I first read a Patricia Cornwell novel last year and I enjoyed it immensely. I got the second book in the Kay Scarpetta series this year and it was as expected, a brilliant read. The main selling point of this series for me is that it is told entirely from the perspective of the main character, Dr. Kay Scarpetta. Whatever she knows, we know, so if she only identifies the murderer in the last chapter of the book, that's when we learn the identity as well. Patricia Cornwell's writing is so fluid and incredibly entertaining. This was a really enjoyable read with a great story of a serial killer and a missing manuscript which could be worth millions.
2nd Chance - James Patterson
The second book in the Women's Murder Club series was my fourth and final James Patterson novel of the year, and it lifted the series above Alex Cross on my list of favourite James Patterson series. This second book was even more enjoyable than 1st to Die. Starts off on a shocking note with a public shooting, followed by a sniper kill after luring the victim into a trap, then a few attempts on the girls of the Women's Murder Club too, and ending in a showdown between the killer (who has the high ground in a sniper position) and the main character who must avoid being shot on her way to apprehend the killer. I finished this 400-page novel in less than two weeks! That's how much I enjoyed it. I just couldn't wait to see what happened next. I have the third book in the series already, and I hope I'll enjoy it just as much as this book, if not more.

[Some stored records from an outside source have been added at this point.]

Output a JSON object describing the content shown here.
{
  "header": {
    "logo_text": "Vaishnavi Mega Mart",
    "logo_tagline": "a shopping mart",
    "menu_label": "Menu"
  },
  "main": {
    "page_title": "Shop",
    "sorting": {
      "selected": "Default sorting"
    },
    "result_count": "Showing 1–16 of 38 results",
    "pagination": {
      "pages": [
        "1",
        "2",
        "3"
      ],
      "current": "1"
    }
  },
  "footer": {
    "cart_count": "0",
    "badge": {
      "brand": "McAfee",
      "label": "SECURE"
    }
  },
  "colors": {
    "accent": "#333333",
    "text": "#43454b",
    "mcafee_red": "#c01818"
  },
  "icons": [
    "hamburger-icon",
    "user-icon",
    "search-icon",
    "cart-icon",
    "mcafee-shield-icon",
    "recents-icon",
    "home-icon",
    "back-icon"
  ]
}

The Miernik Dossier - Charles McCarry
My 13th book of the year, which was a bonus as I only planned on reading 12, was a very unique reading experience. The story is not told in the traditional narrative, neither in the third-person perspective nor the first person perspective. Well, it kind of is, but not in the way you expect. This tale of international espionage involves a group of spies, and their story unfolds in the form of a dossier (the book), filled with incident reports, intercepted communications, transcribed conversations, journal entries, and letters. So we aren't reading a "story" per se, but instead a case report of an operation that has taken place. The story itself wasn't that compelling, but the format was. A really interesting book to round off my 2020 reading list.
Those were the 13 books I read this year, one more than I achieved last year. I already have the books I plan to read next year (might still pickup one or two throughout the year) and it's a pretty nice collection. What have you read in 2020? Did you manage a bit more than you usually do because of the pandemic and lockdowns? Share your list here with the rest of Cake!